|Heuberger, Shannon - UNIVERSITY OF ARIZONA|
|Carriere, Yves - UNIVERSITY OF ARIZONA|
|Dennehy, Timothy - UNIVERSITY OF ARIZONA|
|Tabashnik, Bruce - UNIVERSITY OF ARIZONA|
Submitted to: Environmental Biosafety Research
Publication Type: Peer Reviewed Journal
Publication Acceptance Date: February 23, 2008
Publication Date: April 20, 2008
Citation: Hueberger, S., Yafuso, C, DeGrandi-Hoffman, G., Tabashnik, B. 2008. Outcrossed cottonseed and adventitious Bt plants in Arizona refuges. Environmental Biosafety Research 7:87-96. Interpretive Summary: The widespread use of transgenic crops has caused concern about contamination of conventional crops by transgenes.
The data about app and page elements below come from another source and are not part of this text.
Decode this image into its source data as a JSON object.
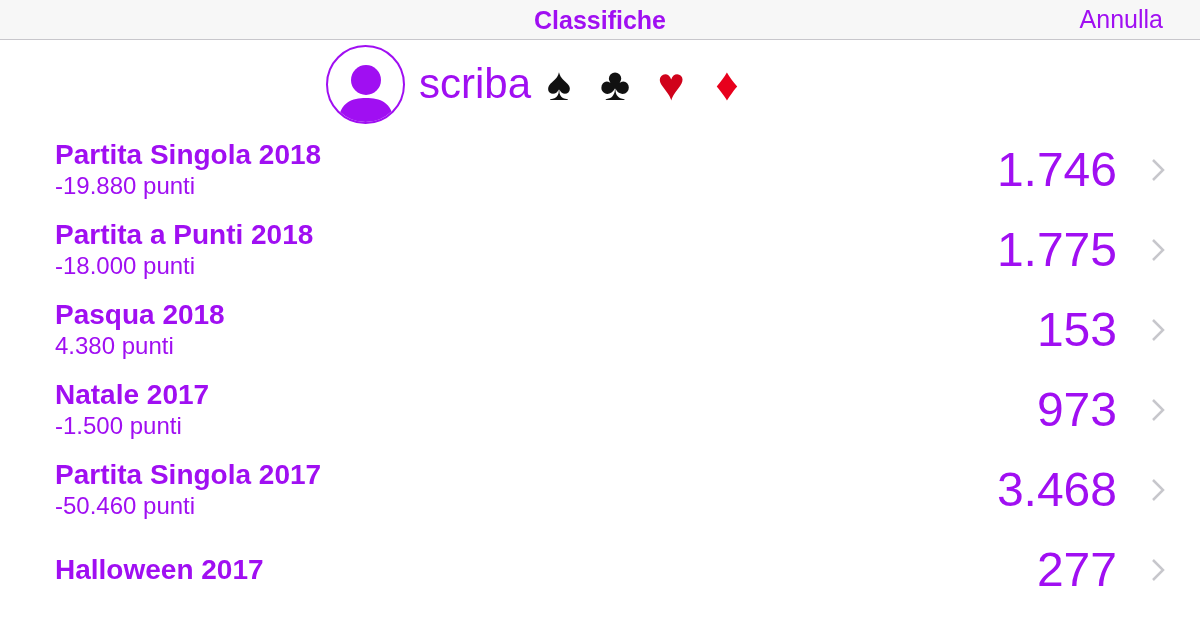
{
  "header": {
    "title": "Classifiche",
    "cancel": "Annulla"
  },
  "profile": {
    "name": "scriba",
    "suits": [
      {
        "symbol": "♠",
        "color": "#111111"
      },
      {
        "symbol": "♣",
        "color": "#111111"
      },
      {
        "symbol": "♥",
        "color": "#d0021b"
      },
      {
        "symbol": "♦",
        "color": "#e8001c"
      }
    ]
  },
  "rows": [
    {
      "title": "Partita Singola 2018",
      "points": "-19.880 punti",
      "rank": "1.746"
    },
    {
      "title": "Partita a Punti 2018",
      "points": "-18.000 punti",
      "rank": "1.775"
    },
    {
      "title": "Pasqua 2018",
      "points": "4.380 punti",
      "rank": "153"
    },
    {
      "title": "Natale 2017",
      "points": "-1.500 punti",
      "rank": "973"
    },
    {
      "title": "Partita Singola 2017",
      "points": "-50.460 punti",
      "rank": "3.468"
    },
    {
      "title": "Halloween 2017",
      "rank": "277"
    }
  ]
}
We examined non-transgenic (i.e. conventional) cotton for the presence of seeds containing transgenes for the production of a toxin from Bacillus thuringiensis (Bt). Seeds from conventional cotton planted in field plots and directly from unopened seed bags were examined. We found about 2 percent of the seeds from border rows of conventional cotton planted adjacent to Bt cotton contained transgenes for Bt. In our experimental plots, 7.5 - 8.1 percent of the conventional cotton plants had evidence of Bt transgenes. We also detected Bt contaminated seeds in bags of conventional cotton seed at a level of about 1 percent of the seed. Though a rate of 1 percent contamination might appear insignificant, it translates into approximately 1000 Bt plants per hectare in fields of conventional cotton. Future studies will be directed at mechanisms responsible for the contamination of conventional cotton particularly the role that pollinators might play in the cross-pollination of conventional cotton with pollen from Bt plants.
Technical Abstract: Understanding how transgenes enter and perpetuate in conventional fields is an important step towards reducing transgene contamination. Here we report hemizygous (Bt/non-Bt) and homozygous (Bt) cotton plants in non-Bt fields, and rogue transgenes in seed bags of conventional cotton. Our results provide evidence that outcrossing between Bt and non-Bt plants played an important role in transgene introgressions into the seed supply, either as the initial source of rogue transgenes, or through perpetuating previous contamination.